Stored items from a collection:
★ ★ ★ ★ ★

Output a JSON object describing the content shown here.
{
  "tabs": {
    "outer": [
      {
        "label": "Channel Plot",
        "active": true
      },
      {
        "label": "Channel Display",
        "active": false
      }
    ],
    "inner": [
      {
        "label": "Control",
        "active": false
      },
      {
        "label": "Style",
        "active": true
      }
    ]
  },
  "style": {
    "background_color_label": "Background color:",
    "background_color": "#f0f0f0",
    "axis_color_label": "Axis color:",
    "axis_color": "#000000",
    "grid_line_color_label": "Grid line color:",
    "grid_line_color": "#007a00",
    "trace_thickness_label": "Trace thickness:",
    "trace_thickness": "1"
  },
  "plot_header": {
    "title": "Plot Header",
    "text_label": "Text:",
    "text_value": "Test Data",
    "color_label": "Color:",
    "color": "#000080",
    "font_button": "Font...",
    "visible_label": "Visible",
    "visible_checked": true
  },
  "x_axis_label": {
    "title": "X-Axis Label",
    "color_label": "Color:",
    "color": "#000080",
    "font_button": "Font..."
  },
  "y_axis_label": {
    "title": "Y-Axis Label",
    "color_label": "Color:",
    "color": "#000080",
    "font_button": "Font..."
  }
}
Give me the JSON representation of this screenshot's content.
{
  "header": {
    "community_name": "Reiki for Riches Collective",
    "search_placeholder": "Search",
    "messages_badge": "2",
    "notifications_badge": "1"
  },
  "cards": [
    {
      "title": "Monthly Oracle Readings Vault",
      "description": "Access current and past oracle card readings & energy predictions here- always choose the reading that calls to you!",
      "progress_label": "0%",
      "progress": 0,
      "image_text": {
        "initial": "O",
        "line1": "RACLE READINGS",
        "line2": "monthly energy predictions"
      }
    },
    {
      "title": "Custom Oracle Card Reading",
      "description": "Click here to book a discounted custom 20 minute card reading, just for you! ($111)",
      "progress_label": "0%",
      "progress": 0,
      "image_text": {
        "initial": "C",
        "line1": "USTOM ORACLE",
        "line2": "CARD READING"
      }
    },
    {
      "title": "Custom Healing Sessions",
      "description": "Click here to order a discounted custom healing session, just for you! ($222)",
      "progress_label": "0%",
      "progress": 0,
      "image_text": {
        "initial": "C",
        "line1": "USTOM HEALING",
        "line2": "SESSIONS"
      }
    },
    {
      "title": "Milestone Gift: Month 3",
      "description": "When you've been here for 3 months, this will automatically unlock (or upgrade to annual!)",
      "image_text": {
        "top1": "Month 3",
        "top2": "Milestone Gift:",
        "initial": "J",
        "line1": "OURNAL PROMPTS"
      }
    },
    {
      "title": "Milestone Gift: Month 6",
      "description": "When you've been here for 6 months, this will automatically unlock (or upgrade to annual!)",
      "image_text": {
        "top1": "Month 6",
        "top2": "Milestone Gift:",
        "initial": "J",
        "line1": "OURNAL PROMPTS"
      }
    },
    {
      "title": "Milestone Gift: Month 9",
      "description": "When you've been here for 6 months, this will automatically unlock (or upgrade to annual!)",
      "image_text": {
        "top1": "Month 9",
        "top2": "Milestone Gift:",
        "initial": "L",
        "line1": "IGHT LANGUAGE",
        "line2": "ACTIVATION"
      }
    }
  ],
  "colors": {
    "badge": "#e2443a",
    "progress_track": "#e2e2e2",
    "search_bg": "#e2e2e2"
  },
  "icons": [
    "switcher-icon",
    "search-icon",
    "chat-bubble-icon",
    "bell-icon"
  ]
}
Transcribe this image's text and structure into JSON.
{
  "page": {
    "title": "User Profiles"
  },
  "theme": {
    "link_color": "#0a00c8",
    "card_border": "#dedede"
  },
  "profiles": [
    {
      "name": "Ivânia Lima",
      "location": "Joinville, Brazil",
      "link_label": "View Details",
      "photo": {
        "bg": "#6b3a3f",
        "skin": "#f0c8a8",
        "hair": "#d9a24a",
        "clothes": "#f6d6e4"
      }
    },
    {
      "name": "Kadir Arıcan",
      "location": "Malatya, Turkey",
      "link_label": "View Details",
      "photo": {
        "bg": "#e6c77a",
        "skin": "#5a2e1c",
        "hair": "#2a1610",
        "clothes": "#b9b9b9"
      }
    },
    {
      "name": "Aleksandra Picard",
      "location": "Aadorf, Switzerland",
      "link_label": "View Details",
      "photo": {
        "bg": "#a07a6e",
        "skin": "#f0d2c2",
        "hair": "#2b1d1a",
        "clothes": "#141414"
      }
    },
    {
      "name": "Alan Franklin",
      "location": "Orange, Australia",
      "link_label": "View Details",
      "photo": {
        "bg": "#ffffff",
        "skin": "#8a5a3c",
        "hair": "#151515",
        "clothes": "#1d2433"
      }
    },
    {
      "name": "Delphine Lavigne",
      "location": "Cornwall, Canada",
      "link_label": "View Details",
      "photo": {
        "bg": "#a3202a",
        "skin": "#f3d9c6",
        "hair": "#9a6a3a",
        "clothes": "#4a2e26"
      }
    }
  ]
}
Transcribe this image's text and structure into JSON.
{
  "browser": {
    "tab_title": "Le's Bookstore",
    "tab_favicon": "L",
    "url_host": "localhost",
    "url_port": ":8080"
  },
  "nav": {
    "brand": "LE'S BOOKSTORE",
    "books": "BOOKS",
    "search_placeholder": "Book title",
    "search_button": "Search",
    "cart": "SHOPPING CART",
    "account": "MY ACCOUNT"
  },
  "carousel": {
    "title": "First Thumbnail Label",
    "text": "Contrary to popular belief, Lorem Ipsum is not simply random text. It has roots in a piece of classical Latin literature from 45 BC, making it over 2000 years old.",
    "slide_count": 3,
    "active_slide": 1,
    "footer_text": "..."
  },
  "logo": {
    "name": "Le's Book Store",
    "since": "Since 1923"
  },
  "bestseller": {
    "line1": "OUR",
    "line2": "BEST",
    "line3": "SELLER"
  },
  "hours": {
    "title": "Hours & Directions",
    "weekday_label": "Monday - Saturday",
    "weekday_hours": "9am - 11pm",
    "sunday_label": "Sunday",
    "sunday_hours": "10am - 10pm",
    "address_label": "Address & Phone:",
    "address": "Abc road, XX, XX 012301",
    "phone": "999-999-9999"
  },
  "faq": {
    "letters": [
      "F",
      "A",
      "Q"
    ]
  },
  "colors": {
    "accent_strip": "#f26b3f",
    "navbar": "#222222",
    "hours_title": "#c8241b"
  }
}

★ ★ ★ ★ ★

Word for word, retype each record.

Output a JSON object describing the content shown here.
{
  "tabs": {
    "outer": [
      {
        "label": "Channel Plot",
        "active": true
      },
      {
        "label": "Channel Display",
        "active": false
      }
    ],
    "inner": [
      {
        "label": "Control",
        "active": false
      },
      {
        "label": "Style",
        "active": true
      }
    ]
  },
  "style": {
    "background_color_label": "Background color:",
    "background_color": "#f0f0f0",
    "axis_color_label": "Axis color:",
    "axis_color": "#000000",
    "grid_line_color_label": "Grid line color:",
    "grid_line_color": "#007a00",
    "trace_thickness_label": "Trace thickness:",
    "trace_thickness": "1"
  },
  "plot_header": {
    "title": "Plot Header",
    "text_label": "Text:",
    "text_value": "Test Data",
    "color_label": "Color:",
    "color": "#000080",
    "font_button": "Font...",
    "visible_label": "Visible",
    "visible_checked": true
  },
  "x_axis_label": {
    "title": "X-Axis Label",
    "color_label": "Color:",
    "color": "#000080",
    "font_button": "Font..."
  },
  "y_axis_label": {
    "title": "Y-Axis Label",
    "color_label": "Color:",
    "color": "#000080",
    "font_button": "Font..."
  }
}
Give me the JSON representation of this screenshot's content.
{
  "header": {
    "community_name": "Reiki for Riches Collective",
    "search_placeholder": "Search",
    "messages_badge": "2",
    "notifications_badge": "1"
  },
  "cards": [
    {
      "title": "Monthly Oracle Readings Vault",
      "description": "Access current and past oracle card readings & energy predictions here- always choose the reading that calls to you!",
      "progress_label": "0%",
      "progress": 0,
      "image_text": {
        "initial": "O",
        "line1": "RACLE READINGS",
        "line2": "monthly energy predictions"
      }
    },
    {
      "title": "Custom Oracle Card Reading",
      "description": "Click here to book a discounted custom 20 minute card reading, just for you! ($111)",
      "progress_label": "0%",
      "progress": 0,
      "image_text": {
        "initial": "C",
        "line1": "USTOM ORACLE",
        "line2": "CARD READING"
      }
    },
    {
      "title": "Custom Healing Sessions",
      "description": "Click here to order a discounted custom healing session, just for you! ($222)",
      "progress_label": "0%",
      "progress": 0,
      "image_text": {
        "initial": "C",
        "line1": "USTOM HEALING",
        "line2": "SESSIONS"
      }
    },
    {
      "title": "Milestone Gift: Month 3",
      "description": "When you've been here for 3 months, this will automatically unlock (or upgrade to annual!)",
      "image_text": {
        "top1": "Month 3",
        "top2": "Milestone Gift:",
        "initial": "J",
        "line1": "OURNAL PROMPTS"
      }
    },
    {
      "title": "Milestone Gift: Month 6",
      "description": "When you've been here for 6 months, this will automatically unlock (or upgrade to annual!)",
      "image_text": {
        "top1": "Month 6",
        "top2": "Milestone Gift:",
        "initial": "J",
        "line1": "OURNAL PROMPTS"
      }
    },
    {
      "title": "Milestone Gift: Month 9",
      "description": "When you've been here for 6 months, this will automatically unlock (or upgrade to annual!)",
      "image_text": {
        "top1": "Month 9",
        "top2": "Milestone Gift:",
        "initial": "L",
        "line1": "IGHT LANGUAGE",
        "line2": "ACTIVATION"
      }
    }
  ],
  "colors": {
    "badge": "#e2443a",
    "progress_track": "#e2e2e2",
    "search_bg": "#e2e2e2"
  },
  "icons": [
    "switcher-icon",
    "search-icon",
    "chat-bubble-icon",
    "bell-icon"
  ]
}
Transcribe this image's text and structure into JSON.
{
  "page": {
    "title": "User Profiles"
  },
  "theme": {
    "link_color": "#0a00c8",
    "card_border": "#dedede"
  },
  "profiles": [
    {
      "name": "Ivânia Lima",
      "location": "Joinville, Brazil",
      "link_label": "View Details",
      "photo": {
        "bg": "#6b3a3f",
        "skin": "#f0c8a8",
        "hair": "#d9a24a",
        "clothes": "#f6d6e4"
      }
    },
    {
      "name": "Kadir Arıcan",
      "location": "Malatya, Turkey",
      "link_label": "View Details",
      "photo": {
        "bg": "#e6c77a",
        "skin": "#5a2e1c",
        "hair": "#2a1610",
        "clothes": "#b9b9b9"
      }
    },
    {
      "name": "Aleksandra Picard",
      "location": "Aadorf, Switzerland",
      "link_label": "View Details",
      "photo": {
        "bg": "#a07a6e",
        "skin": "#f0d2c2",
        "hair": "#2b1d1a",
        "clothes": "#141414"
      }
    },
    {
      "name": "Alan Franklin",
      "location": "Orange, Australia",
      "link_label": "View Details",
      "photo": {
        "bg": "#ffffff",
        "skin": "#8a5a3c",
        "hair": "#151515",
        "clothes": "#1d2433"
      }
    },
    {
      "name": "Delphine Lavigne",
      "location": "Cornwall, Canada",
      "link_label": "View Details",
      "photo": {
        "bg": "#a3202a",
        "skin": "#f3d9c6",
        "hair": "#9a6a3a",
        "clothes": "#4a2e26"
      }
    }
  ]
}
Transcribe this image's text and structure into JSON.
{
  "browser": {
    "tab_title": "Le's Bookstore",
    "tab_favicon": "L",
    "url_host": "localhost",
    "url_port": ":8080"
  },
  "nav": {
    "brand": "LE'S BOOKSTORE",
    "books": "BOOKS",
    "search_placeholder": "Book title",
    "search_button": "Search",
    "cart": "SHOPPING CART",
    "account": "MY ACCOUNT"
  },
  "carousel": {
    "title": "First Thumbnail Label",
    "text": "Contrary to popular belief, Lorem Ipsum is not simply random text. It has roots in a piece of classical Latin literature from 45 BC, making it over 2000 years old.",
    "slide_count": 3,
    "active_slide": 1,
    "footer_text": "..."
  },
  "logo": {
    "name": "Le's Book Store",
    "since": "Since 1923"
  },
  "bestseller": {
    "line1": "OUR",
    "line2": "BEST",
    "line3": "SELLER"
  },
  "hours": {
    "title": "Hours & Directions",
    "weekday_label": "Monday - Saturday",
    "weekday_hours": "9am - 11pm",
    "sunday_label": "Sunday",
    "sunday_hours": "10am - 10pm",
    "address_label": "Address & Phone:",
    "address": "Abc road, XX, XX 012301",
    "phone": "999-999-9999"
  },
  "faq": {
    "letters": [
      "F",
      "A",
      "Q"
    ]
  },
  "colors": {
    "accent_strip": "#f26b3f",
    "navbar": "#222222",
    "hours_title": "#c8241b"
  }
}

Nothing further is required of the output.